Copy out each line of the data that holds the string "false".

» DATA SHOWN
....

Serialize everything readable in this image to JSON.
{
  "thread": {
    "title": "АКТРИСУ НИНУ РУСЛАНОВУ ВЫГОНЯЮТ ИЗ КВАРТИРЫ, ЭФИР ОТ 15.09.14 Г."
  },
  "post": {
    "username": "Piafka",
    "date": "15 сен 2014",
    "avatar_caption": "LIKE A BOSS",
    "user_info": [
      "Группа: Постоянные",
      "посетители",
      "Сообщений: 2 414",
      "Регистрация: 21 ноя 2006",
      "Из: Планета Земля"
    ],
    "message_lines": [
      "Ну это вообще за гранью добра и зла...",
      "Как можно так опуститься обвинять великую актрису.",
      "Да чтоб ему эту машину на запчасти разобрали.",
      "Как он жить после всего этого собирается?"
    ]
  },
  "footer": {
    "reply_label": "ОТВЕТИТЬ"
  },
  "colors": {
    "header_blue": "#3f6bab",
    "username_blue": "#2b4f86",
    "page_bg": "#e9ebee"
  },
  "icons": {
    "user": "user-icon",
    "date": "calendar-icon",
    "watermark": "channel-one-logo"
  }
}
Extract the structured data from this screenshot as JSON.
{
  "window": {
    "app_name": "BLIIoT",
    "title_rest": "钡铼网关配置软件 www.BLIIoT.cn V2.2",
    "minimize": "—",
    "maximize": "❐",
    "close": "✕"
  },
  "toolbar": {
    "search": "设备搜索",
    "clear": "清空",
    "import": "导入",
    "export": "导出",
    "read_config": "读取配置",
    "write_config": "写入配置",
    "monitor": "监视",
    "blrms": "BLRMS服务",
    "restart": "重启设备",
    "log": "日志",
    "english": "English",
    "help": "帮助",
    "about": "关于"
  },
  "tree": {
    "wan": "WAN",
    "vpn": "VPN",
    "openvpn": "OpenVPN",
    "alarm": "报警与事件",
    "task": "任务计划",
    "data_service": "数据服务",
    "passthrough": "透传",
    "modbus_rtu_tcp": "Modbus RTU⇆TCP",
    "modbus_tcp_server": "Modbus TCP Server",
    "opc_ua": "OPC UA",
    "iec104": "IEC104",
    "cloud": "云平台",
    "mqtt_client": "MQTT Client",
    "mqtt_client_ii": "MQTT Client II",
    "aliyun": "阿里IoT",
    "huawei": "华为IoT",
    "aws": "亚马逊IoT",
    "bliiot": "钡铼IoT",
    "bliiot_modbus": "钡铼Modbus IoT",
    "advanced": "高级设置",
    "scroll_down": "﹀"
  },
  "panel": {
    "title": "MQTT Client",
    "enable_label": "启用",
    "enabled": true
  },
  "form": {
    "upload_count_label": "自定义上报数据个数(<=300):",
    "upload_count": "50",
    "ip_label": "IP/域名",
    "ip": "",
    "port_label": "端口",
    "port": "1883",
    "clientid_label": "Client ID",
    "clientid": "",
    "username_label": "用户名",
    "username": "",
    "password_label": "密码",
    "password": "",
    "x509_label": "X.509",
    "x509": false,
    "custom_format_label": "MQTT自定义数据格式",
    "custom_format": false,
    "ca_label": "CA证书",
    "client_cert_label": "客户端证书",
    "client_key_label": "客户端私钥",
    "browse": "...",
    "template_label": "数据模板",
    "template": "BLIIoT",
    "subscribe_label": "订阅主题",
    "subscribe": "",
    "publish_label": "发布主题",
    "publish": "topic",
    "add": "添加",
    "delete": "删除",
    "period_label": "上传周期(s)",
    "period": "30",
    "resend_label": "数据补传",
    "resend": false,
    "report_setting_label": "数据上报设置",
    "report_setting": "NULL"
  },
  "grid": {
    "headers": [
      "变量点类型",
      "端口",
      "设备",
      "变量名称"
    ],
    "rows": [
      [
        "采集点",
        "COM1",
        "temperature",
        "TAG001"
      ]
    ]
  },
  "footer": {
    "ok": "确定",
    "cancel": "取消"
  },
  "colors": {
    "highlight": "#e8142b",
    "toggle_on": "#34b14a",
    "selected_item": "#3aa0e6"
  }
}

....

» EXERCISE SOLUTION
    "x509": false,
    "custom_format": false,
    "resend": false,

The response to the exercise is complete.